> _Exercise goal_
Read through the entries below and copy each line where "JSON" turns up.

++++ Raw data

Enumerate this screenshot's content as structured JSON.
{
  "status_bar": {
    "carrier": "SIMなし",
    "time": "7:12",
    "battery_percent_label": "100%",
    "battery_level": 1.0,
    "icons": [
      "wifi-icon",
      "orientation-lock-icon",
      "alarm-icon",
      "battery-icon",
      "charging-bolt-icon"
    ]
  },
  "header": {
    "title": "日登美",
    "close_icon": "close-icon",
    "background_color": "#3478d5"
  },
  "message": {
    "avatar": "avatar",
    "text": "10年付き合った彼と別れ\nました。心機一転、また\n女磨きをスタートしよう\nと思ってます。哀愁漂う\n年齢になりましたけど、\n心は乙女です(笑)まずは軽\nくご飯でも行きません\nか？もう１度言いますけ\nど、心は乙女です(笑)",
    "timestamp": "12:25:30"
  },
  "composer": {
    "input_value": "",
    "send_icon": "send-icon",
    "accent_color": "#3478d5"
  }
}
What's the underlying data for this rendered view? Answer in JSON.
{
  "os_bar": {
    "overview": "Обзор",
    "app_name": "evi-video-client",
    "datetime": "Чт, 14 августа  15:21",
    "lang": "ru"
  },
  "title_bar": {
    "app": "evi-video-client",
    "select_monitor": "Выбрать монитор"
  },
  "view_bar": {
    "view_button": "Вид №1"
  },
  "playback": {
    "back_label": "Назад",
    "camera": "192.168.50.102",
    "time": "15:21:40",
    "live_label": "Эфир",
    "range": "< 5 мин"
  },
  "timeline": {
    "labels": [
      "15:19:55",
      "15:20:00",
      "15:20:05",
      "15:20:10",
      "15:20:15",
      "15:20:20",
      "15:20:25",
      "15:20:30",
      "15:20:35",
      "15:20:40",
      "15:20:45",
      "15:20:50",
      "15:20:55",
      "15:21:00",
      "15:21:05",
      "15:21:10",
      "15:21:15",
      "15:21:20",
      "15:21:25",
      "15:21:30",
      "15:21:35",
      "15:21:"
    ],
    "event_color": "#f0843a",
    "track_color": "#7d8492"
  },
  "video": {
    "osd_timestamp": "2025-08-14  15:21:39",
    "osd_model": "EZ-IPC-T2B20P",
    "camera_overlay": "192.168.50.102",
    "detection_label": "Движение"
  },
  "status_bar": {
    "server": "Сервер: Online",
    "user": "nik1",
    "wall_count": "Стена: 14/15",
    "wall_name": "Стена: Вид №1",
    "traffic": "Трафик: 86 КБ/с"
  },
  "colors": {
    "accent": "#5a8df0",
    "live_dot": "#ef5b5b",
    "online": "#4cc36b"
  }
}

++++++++
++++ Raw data

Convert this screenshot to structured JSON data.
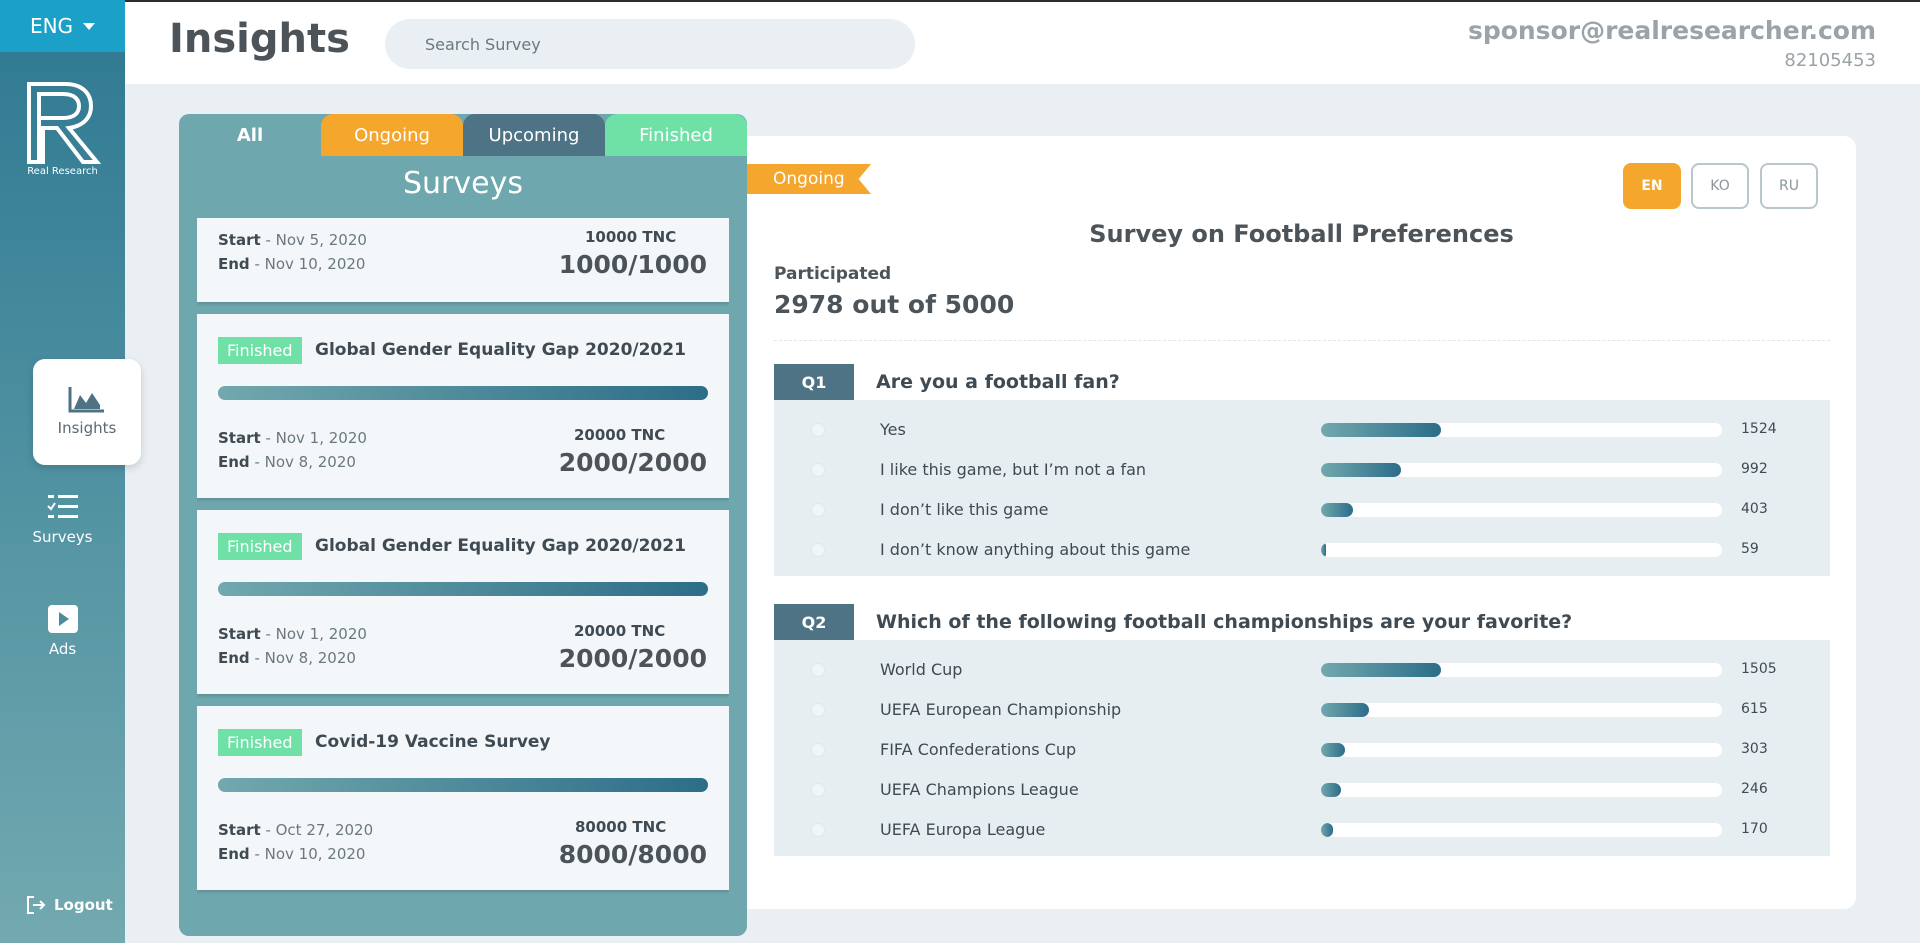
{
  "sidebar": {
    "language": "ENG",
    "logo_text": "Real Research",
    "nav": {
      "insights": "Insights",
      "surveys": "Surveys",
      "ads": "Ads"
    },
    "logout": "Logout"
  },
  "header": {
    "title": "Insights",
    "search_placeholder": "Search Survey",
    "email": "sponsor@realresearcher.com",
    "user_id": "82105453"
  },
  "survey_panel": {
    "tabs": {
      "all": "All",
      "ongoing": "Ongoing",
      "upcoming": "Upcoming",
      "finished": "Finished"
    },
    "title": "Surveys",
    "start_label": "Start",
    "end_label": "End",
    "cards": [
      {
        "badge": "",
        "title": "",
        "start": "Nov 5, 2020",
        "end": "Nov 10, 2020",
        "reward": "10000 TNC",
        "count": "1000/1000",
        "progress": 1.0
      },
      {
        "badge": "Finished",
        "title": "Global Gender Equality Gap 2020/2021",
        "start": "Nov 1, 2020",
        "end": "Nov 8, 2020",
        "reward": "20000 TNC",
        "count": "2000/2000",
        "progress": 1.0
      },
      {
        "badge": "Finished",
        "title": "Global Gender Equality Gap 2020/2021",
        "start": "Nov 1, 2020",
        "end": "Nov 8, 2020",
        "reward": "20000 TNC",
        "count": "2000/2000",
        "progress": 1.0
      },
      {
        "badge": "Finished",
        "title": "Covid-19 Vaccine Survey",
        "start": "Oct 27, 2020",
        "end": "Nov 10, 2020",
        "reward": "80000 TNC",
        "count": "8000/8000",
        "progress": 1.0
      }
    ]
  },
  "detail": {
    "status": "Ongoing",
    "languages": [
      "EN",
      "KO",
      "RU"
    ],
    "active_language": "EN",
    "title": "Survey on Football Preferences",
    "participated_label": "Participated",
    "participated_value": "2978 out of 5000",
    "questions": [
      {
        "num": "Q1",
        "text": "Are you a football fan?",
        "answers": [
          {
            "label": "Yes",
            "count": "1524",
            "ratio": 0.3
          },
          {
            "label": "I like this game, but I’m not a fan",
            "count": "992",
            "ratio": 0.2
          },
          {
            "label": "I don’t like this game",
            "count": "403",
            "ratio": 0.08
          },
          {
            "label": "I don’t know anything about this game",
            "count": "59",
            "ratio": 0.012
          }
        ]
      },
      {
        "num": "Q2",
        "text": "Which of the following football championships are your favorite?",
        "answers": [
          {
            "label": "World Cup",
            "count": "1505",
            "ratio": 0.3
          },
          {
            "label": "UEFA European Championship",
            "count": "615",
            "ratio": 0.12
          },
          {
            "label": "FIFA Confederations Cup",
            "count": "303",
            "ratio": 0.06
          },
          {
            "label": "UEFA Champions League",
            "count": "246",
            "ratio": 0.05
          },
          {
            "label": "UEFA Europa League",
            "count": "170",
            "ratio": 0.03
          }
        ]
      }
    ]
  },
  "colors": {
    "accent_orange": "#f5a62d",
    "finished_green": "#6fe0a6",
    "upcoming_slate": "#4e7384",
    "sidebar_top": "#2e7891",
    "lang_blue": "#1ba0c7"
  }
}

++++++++

> _Problem solution_
Enumerate this screenshot's content as structured JSON.
What's the underlying data for this rendered view? Answer in JSON.
Convert this screenshot to structured JSON data.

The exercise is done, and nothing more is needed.